Mr. Alcantara contends that the Brussels Convention is a matter of substantive law in Spain, claiming that it "qualifies the right of limitation itself in a subsequent manner."
He further opines that the Commercial Code was substantively amended by the Brussels Convention and that a Spanish Court would apply the Brussels Convention and the official conversion rate when calculating the limitation fund.
Initially, the Court notes that there is no Spanish or Second Circuit case that is dispositive on the issues involved in this action. Following the analysis of Black Diamond, it appears that the foreign limitation of liability os procedural.
First, the limitation of liability provision of the Brussels Convention does not attach to the right of recovery resulting from a collision because it is a pre-existing right by virtue of the Spanish Commercial Code. See Matter of Bethlehem Steel Corp., supra, 435 F. Supp. at 948. The right to recovery existed as early as 1810 and continues to exist pursuant to the Commercial Code. The subsequent enactment of the Brussels Convention in Spain, does not alter this fact. Second, limitation of liability which determines the amount to be posted for claimants, defines the remedy, and is a latter of procedure. See Kloeckner, Reederei und Kohlenhandel v. A/S Hakedal, (The Western Farmer) 210 F.2d 754, 756 (2d Cir. 1954), appeal dismissed, 348 U.S. 801, 75 S. Ct. 17, 99 L. Ed. 2d 633 (1955). The limitation of liability simply measures damages and does not attach to a pre-existing right. It merely provides a limited fund for all claimants. See Black Diamond, supra, 336 U.S. at 395-96.

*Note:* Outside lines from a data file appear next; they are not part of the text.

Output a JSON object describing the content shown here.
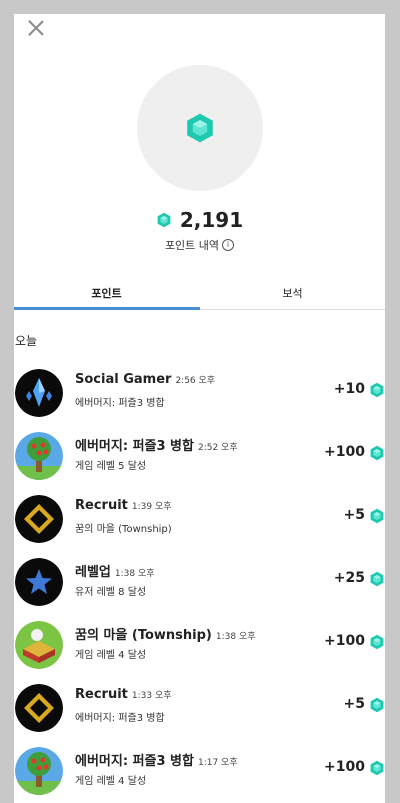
{
  "balance": {
    "value": "2,191",
    "history_label": "포인트 내역",
    "info_symbol": "i"
  },
  "tabs": {
    "points": "포인트",
    "gems": "보석"
  },
  "section": {
    "today": "오늘"
  },
  "rows": [
    {
      "title": "Social Gamer",
      "time": "2:56 오후",
      "subtitle": "에버머지: 퍼즐3 병합",
      "amount": "+10",
      "avatar": "crystal-icon"
    },
    {
      "title": "에버머지: 퍼즐3 병합",
      "time": "2:52 오후",
      "subtitle": "게임 레벨 5 달성",
      "amount": "+100",
      "avatar": "tree-icon"
    },
    {
      "title": "Recruit",
      "time": "1:39 오후",
      "subtitle": "꿈의 마을 (Township)",
      "amount": "+5",
      "avatar": "badge-icon"
    },
    {
      "title": "레벨업",
      "time": "1:38 오후",
      "subtitle": "유저 레벨 8 달성",
      "amount": "+25",
      "avatar": "star-icon"
    },
    {
      "title": "꿈의 마을 (Township)",
      "time": "1:38 오후",
      "subtitle": "게임 레벨 4 달성",
      "amount": "+100",
      "avatar": "township-icon"
    },
    {
      "title": "Recruit",
      "time": "1:33 오후",
      "subtitle": "에버머지: 퍼즐3 병합",
      "amount": "+5",
      "avatar": "badge-icon"
    },
    {
      "title": "에버머지: 퍼즐3 병합",
      "time": "1:17 오후",
      "subtitle": "게임 레벨 4 달성",
      "amount": "+100",
      "avatar": "tree-icon"
    }
  ],
  "colors": {
    "gem": "#1fc8b0",
    "tab_active": "#4a8ed8",
    "backdrop": "#c8c8c8"
  }
}
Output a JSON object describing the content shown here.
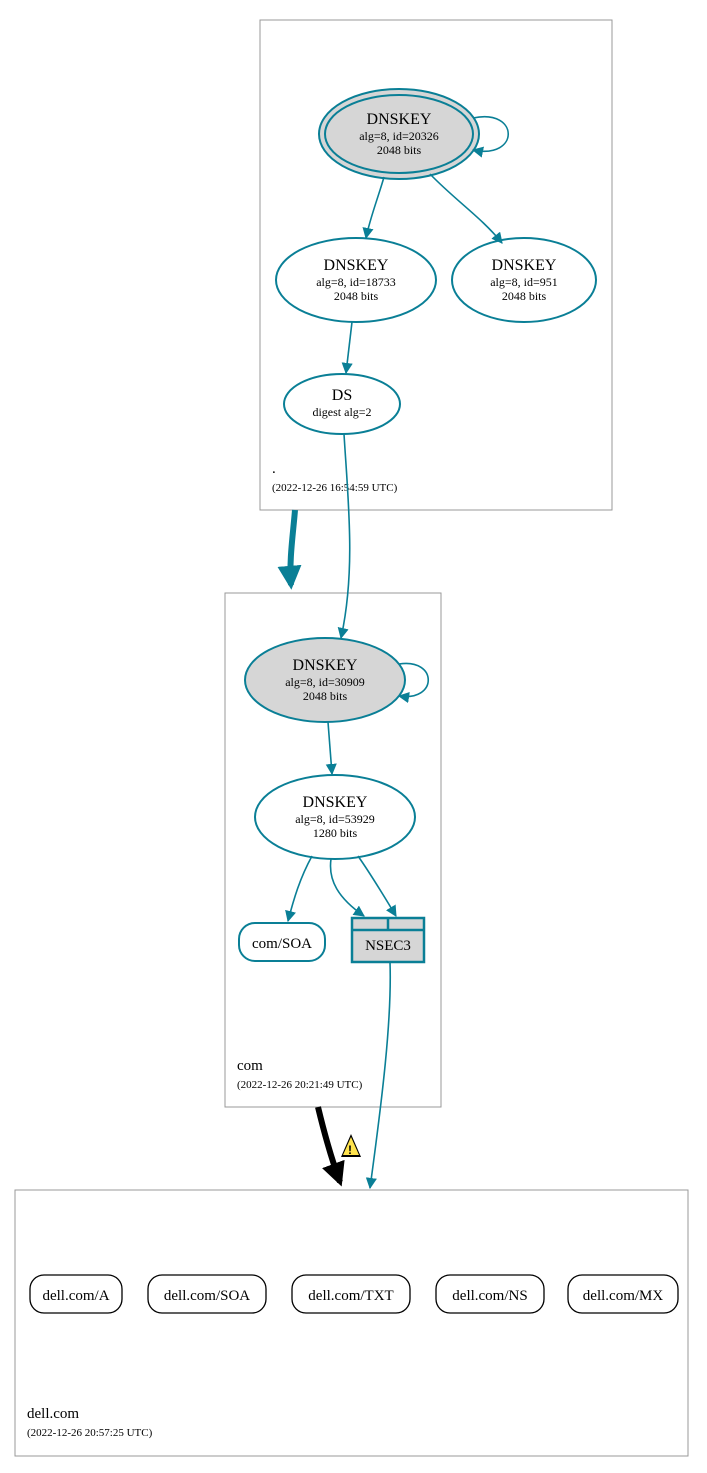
{
  "zones": {
    "root": {
      "name": ".",
      "timestamp": "(2022-12-26 16:54:59 UTC)"
    },
    "com": {
      "name": "com",
      "timestamp": "(2022-12-26 20:21:49 UTC)"
    },
    "dell": {
      "name": "dell.com",
      "timestamp": "(2022-12-26 20:57:25 UTC)"
    }
  },
  "nodes": {
    "root_ksk": {
      "title": "DNSKEY",
      "line2": "alg=8, id=20326",
      "line3": "2048 bits"
    },
    "root_zsk1": {
      "title": "DNSKEY",
      "line2": "alg=8, id=18733",
      "line3": "2048 bits"
    },
    "root_zsk2": {
      "title": "DNSKEY",
      "line2": "alg=8, id=951",
      "line3": "2048 bits"
    },
    "root_ds": {
      "title": "DS",
      "line2": "digest alg=2"
    },
    "com_ksk": {
      "title": "DNSKEY",
      "line2": "alg=8, id=30909",
      "line3": "2048 bits"
    },
    "com_zsk": {
      "title": "DNSKEY",
      "line2": "alg=8, id=53929",
      "line3": "1280 bits"
    },
    "com_soa": {
      "label": "com/SOA"
    },
    "com_nsec": {
      "label": "NSEC3"
    },
    "rr_a": {
      "label": "dell.com/A"
    },
    "rr_soa": {
      "label": "dell.com/SOA"
    },
    "rr_txt": {
      "label": "dell.com/TXT"
    },
    "rr_ns": {
      "label": "dell.com/NS"
    },
    "rr_mx": {
      "label": "dell.com/MX"
    }
  }
}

Because the limitation of liability provision at issue is procedural, the Court applies the laws of the forum -- United States law. Mindful that such a determination could result in forum shopping, the facts and circumstances of this action support a finding that the Brussels Convention, if applicable, is procedural in nature. United States law directs that Gijonesa deposit security that equals the value of the vessel plus pending freight. See Rule F(7); 46 U.S.C. § 183. The Court notes that this valuation is similarly defined by section 837 of the Commercial Code.

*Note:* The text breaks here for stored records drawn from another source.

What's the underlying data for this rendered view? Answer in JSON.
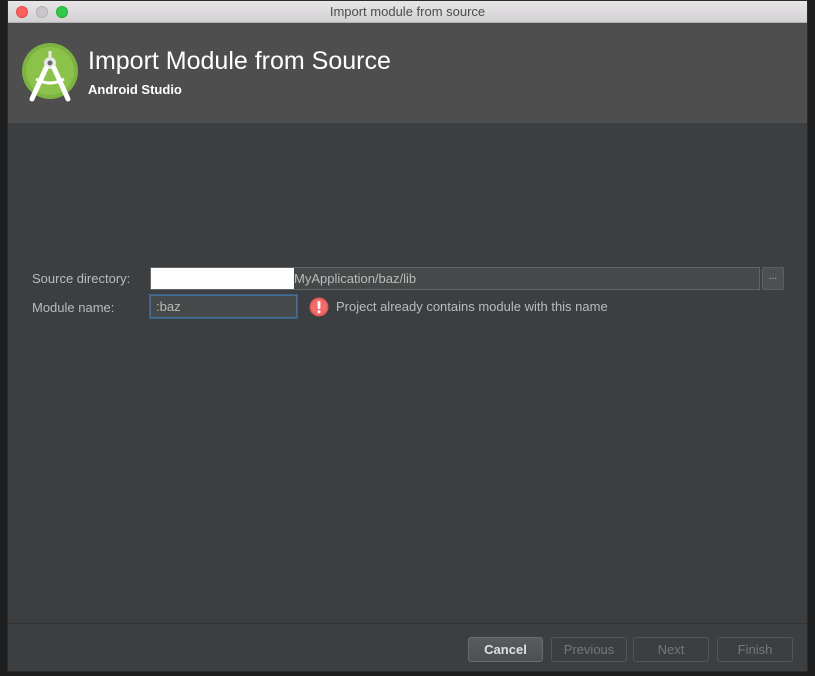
{
  "window": {
    "title": "Import module from source"
  },
  "header": {
    "title": "Import Module from Source",
    "subtitle": "Android Studio",
    "logo_icon": "android-studio-logo-icon"
  },
  "form": {
    "source_directory": {
      "label": "Source directory:",
      "value": "MyApplication/baz/lib",
      "browse_label": "..."
    },
    "module_name": {
      "label": "Module name:",
      "value": ":baz"
    },
    "error": {
      "icon": "error-icon",
      "message": "Project already contains module with this name"
    }
  },
  "footer": {
    "cancel_label": "Cancel",
    "previous_label": "Previous",
    "next_label": "Next",
    "finish_label": "Finish"
  },
  "colors": {
    "header_bg": "#4e4e4e",
    "body_bg": "#3c3f41",
    "error_red": "#e05555",
    "android_green": "#a4c639"
  }
}
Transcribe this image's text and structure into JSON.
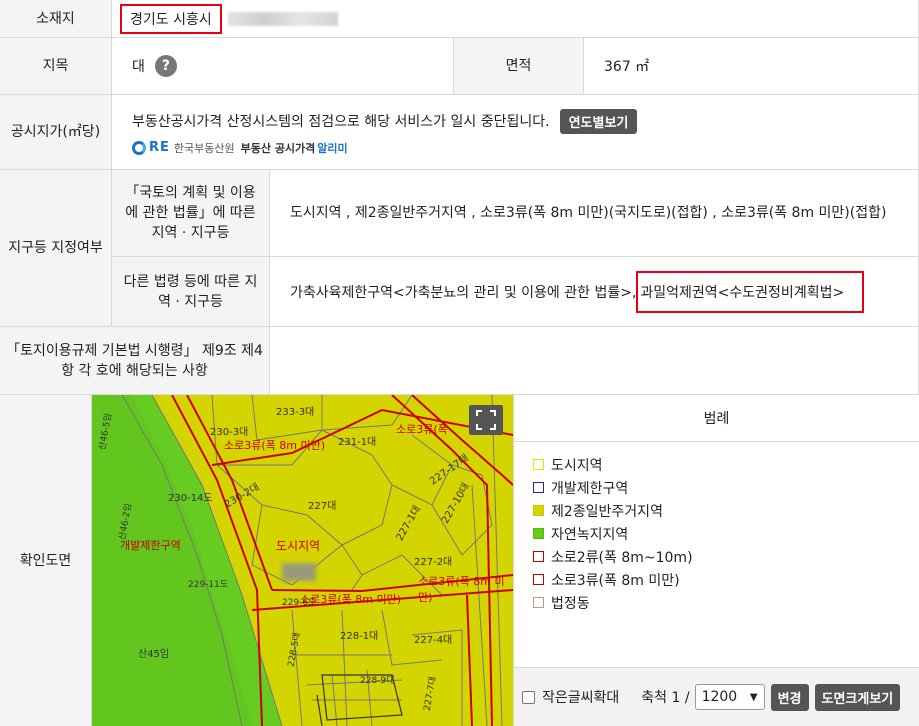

Furthermore, the Court notes that the parties agree that the official rate of gold has been eliminated by the IMF and Spain. Thus, even assuming arguendo that the substantive law of Spain is to be applied, it is disputed what calculation would govern. There is lack of proof in this area. Furthermore, the formula of the Brussels Convention has not been applied in Spain. The Commercial Code uses the same valuation as the federal rules. While Gijonesa seeks to employ the official rate of gold and values a poincare franc in Spain at 4.6434 pesetas, the Court declines to do so for the reasons asserted above. Because the rate of conversion employed in Spain has not been adequately established, the Court would have to assume that Spanish law is the same as United States law and would apply the same valuation for calculating the limitation of liability.
In conclusion, Gijonesa is directed to increase the security posted with the Court so that it equals $1,784,800.00.
Wah Yuen's motion to increase the security fund from $98,110.77 to $1,784,800.00 is granted. Fed. R.Civ. P., Supp.R. F(7).
Gijonesa is directed to post, within fourteen (14) days of this Memorandum and Order, additional security with the Court so that the total sum will equal $1,784,800.00.
The parties have sixty (60) days from the date of this Memorandum and Order to complete discovery.